> _The records_:

————————

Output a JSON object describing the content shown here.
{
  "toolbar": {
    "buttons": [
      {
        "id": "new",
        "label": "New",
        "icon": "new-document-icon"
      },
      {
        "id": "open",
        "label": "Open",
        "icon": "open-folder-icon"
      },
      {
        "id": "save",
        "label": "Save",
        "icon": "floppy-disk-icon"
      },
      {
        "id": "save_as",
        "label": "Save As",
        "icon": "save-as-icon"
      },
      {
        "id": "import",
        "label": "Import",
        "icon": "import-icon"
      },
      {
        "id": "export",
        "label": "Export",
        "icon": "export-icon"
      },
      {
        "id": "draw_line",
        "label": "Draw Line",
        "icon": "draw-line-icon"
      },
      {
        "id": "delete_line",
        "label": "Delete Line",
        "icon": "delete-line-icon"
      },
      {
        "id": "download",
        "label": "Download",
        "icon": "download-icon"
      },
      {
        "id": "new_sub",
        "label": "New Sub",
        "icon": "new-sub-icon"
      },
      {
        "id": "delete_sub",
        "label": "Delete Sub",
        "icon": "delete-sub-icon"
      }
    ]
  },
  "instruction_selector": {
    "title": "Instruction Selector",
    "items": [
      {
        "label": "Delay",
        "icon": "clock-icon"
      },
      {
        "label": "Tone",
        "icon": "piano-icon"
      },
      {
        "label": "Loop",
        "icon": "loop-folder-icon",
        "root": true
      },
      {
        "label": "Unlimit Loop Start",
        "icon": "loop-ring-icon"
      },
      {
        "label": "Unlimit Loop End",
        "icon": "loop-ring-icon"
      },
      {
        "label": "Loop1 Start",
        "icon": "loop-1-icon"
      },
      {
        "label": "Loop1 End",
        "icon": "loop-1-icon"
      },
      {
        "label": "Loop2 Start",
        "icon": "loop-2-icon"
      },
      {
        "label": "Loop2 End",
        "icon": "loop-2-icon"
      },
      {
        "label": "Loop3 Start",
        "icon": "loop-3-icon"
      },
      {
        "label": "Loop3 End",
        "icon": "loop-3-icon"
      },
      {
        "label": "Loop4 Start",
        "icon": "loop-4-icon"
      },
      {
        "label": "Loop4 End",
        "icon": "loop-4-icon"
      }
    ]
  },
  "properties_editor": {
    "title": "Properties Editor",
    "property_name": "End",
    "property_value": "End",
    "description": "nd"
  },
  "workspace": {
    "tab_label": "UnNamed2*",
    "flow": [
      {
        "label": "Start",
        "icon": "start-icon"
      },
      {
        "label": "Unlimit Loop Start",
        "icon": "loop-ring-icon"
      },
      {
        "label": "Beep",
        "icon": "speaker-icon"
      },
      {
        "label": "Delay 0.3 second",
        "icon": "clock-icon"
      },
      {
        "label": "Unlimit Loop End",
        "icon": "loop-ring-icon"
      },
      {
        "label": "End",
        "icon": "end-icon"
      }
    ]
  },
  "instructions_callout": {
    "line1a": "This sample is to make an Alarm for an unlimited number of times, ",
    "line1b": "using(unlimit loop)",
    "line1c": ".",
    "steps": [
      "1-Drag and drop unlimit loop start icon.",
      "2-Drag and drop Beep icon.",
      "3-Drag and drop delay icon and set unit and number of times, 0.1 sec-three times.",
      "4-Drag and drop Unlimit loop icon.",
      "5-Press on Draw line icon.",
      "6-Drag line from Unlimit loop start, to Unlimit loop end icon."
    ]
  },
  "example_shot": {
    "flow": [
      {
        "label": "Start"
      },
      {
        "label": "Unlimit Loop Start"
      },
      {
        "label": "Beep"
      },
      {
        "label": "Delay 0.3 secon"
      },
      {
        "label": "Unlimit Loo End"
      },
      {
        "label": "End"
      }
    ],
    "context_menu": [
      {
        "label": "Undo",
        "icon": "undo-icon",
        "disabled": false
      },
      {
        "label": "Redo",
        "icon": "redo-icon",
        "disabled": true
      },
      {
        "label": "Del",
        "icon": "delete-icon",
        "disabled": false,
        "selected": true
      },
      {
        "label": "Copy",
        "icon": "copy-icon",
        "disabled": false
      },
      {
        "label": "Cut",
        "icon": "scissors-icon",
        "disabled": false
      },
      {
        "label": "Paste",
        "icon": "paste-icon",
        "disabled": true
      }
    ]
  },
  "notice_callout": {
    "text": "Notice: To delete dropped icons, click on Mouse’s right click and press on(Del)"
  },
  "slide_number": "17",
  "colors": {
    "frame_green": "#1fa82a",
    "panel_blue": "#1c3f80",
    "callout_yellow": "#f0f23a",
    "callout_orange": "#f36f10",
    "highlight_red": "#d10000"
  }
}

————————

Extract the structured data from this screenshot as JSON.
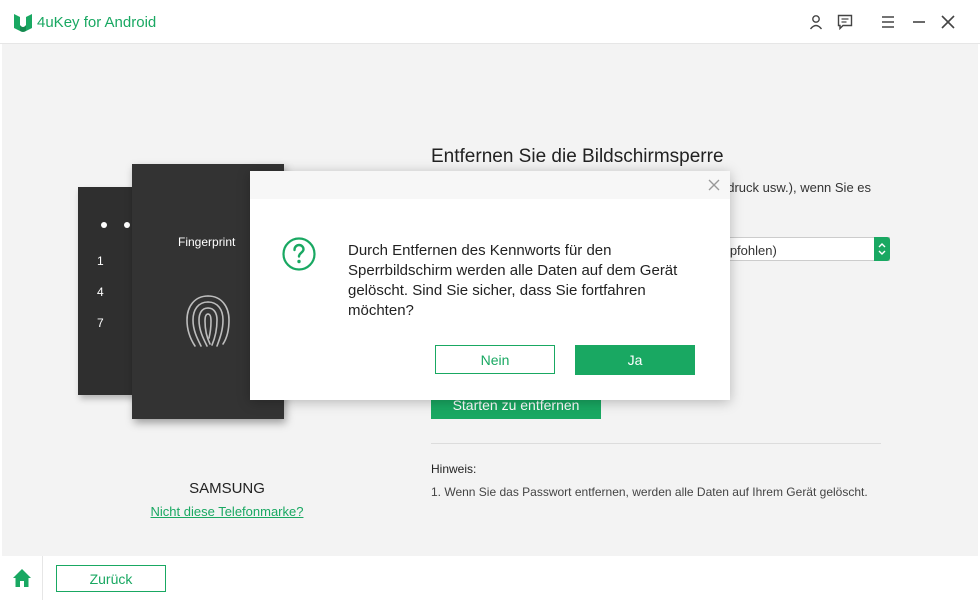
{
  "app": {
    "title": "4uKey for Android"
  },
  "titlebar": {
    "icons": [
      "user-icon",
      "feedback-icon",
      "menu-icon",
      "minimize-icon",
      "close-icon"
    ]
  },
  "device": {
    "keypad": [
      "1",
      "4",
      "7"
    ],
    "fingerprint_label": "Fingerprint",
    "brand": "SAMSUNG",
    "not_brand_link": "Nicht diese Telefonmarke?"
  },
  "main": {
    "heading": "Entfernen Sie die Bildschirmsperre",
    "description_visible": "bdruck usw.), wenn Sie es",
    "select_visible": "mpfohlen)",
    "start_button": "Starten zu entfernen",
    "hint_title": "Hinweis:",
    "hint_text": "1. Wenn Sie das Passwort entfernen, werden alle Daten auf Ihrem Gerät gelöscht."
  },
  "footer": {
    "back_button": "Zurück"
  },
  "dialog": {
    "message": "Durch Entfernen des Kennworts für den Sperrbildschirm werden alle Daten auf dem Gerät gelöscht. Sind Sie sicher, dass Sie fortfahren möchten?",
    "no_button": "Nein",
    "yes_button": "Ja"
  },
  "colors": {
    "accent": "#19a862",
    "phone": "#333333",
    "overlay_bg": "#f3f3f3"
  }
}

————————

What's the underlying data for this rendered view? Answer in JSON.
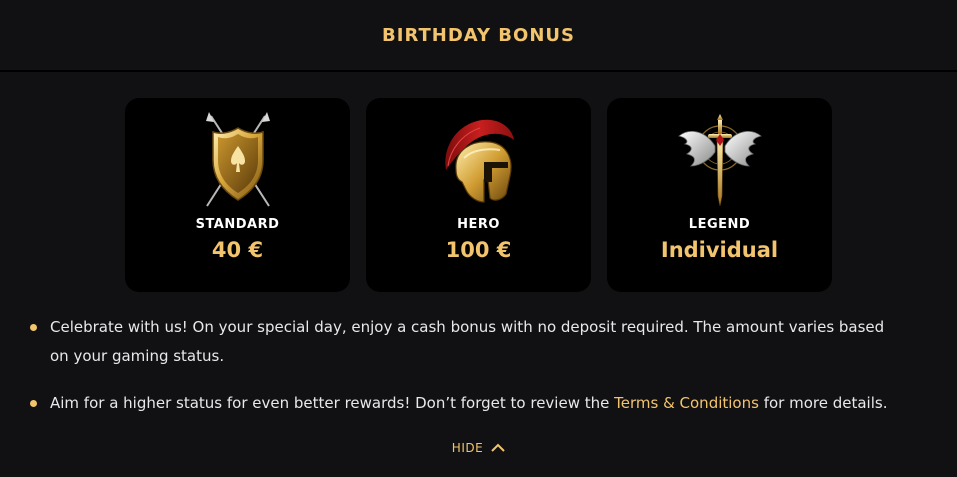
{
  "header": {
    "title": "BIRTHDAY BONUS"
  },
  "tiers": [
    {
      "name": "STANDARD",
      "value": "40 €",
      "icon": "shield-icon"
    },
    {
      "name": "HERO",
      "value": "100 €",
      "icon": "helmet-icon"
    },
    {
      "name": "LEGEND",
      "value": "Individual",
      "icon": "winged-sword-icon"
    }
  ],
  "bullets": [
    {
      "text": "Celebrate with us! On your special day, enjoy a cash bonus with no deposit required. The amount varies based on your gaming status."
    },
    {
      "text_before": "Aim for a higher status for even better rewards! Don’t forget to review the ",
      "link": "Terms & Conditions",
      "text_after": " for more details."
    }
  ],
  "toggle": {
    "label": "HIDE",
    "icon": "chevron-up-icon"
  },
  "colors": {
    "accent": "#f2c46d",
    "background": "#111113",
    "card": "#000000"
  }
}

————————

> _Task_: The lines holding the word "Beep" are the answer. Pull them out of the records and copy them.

> _Task answer_:
        "label": "Beep",
      "2-Drag and drop Beep icon.",
        "label": "Beep"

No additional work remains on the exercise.